[Component data from apps and pages]
===

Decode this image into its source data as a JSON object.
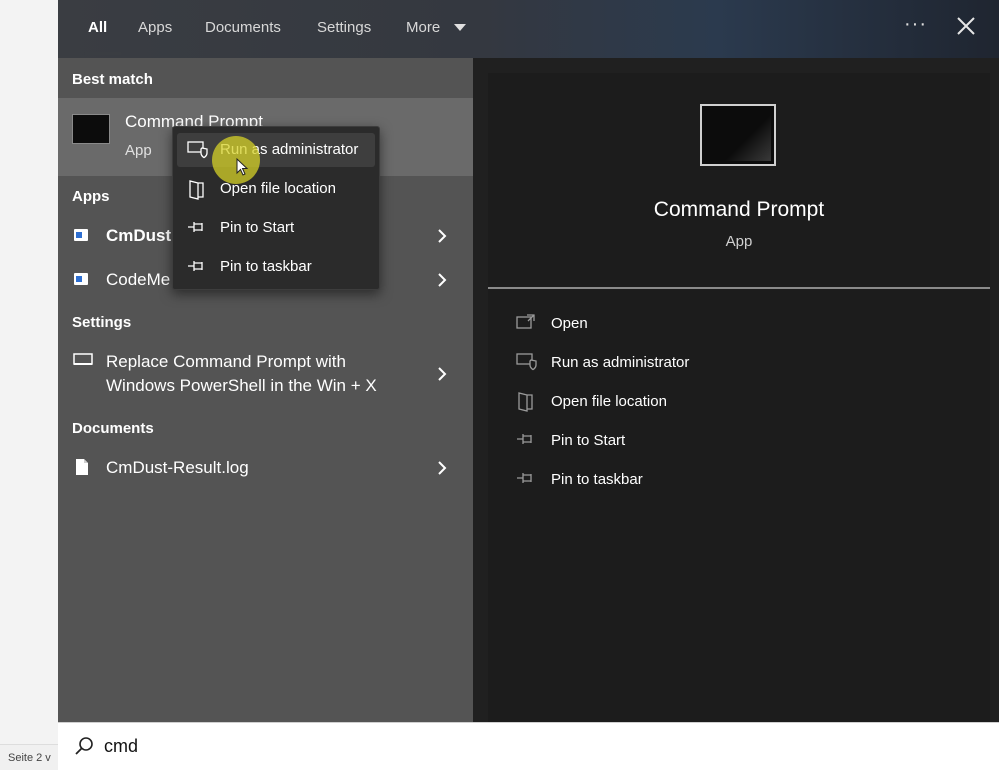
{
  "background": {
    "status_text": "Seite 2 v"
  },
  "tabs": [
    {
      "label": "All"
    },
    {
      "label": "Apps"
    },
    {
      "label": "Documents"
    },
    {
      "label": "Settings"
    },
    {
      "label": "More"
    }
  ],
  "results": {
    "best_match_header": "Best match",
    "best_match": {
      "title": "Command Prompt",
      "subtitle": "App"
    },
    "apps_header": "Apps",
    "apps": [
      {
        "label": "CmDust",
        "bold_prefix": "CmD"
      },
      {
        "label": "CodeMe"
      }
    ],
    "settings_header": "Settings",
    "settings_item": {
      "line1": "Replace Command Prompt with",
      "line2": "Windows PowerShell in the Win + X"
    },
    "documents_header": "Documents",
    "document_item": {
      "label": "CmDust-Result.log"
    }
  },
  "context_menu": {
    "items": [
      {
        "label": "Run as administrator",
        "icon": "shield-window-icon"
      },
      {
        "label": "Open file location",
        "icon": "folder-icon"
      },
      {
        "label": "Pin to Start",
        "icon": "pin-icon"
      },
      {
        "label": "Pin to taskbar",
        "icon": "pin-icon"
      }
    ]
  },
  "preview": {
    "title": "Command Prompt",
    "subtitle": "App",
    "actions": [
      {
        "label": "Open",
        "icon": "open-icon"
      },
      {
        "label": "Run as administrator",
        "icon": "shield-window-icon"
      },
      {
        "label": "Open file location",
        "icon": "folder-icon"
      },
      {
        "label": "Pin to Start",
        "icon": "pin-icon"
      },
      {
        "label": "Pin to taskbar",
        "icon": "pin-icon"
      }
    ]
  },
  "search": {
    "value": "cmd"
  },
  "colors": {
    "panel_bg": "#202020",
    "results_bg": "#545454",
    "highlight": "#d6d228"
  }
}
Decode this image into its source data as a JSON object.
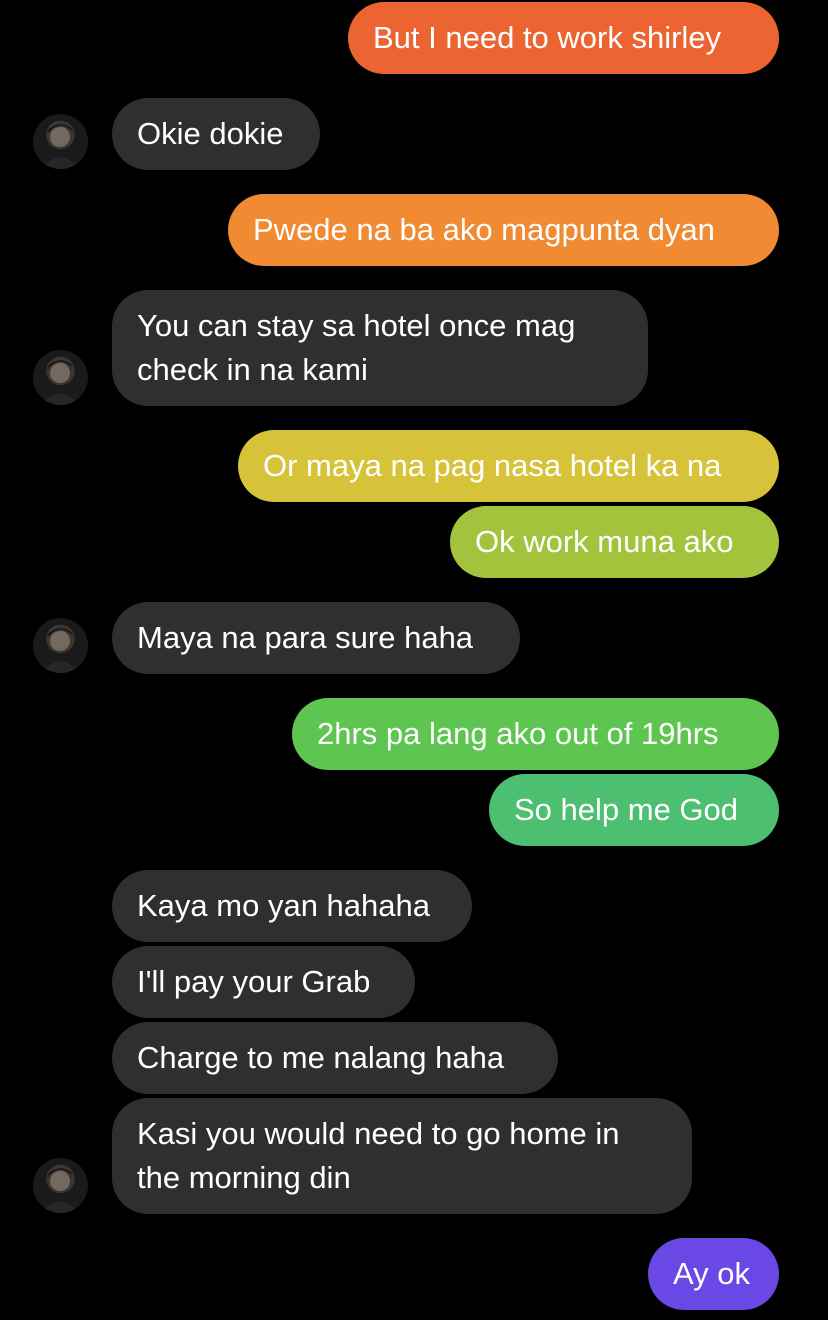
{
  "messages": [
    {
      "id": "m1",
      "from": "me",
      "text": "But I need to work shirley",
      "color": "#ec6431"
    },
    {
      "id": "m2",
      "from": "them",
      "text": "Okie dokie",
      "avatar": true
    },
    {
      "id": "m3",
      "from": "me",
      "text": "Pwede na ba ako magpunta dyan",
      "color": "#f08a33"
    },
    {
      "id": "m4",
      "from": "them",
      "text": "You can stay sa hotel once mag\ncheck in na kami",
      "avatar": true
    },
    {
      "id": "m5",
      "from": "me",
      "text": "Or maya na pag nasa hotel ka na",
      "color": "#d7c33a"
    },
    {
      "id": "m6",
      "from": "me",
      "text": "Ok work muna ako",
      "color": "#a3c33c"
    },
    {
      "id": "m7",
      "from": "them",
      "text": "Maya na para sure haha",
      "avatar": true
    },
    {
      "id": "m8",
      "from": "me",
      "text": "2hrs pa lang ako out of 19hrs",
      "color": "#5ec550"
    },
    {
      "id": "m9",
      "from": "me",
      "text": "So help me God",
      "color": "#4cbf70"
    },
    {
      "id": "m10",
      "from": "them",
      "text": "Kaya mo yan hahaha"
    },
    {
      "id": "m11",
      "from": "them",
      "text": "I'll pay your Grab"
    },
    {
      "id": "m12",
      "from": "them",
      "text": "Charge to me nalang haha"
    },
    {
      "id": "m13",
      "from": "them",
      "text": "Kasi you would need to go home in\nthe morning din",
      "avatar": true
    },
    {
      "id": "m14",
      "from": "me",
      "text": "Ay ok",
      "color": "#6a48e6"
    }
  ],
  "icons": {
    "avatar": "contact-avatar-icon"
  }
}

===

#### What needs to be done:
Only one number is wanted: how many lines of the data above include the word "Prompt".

#### Written response:
3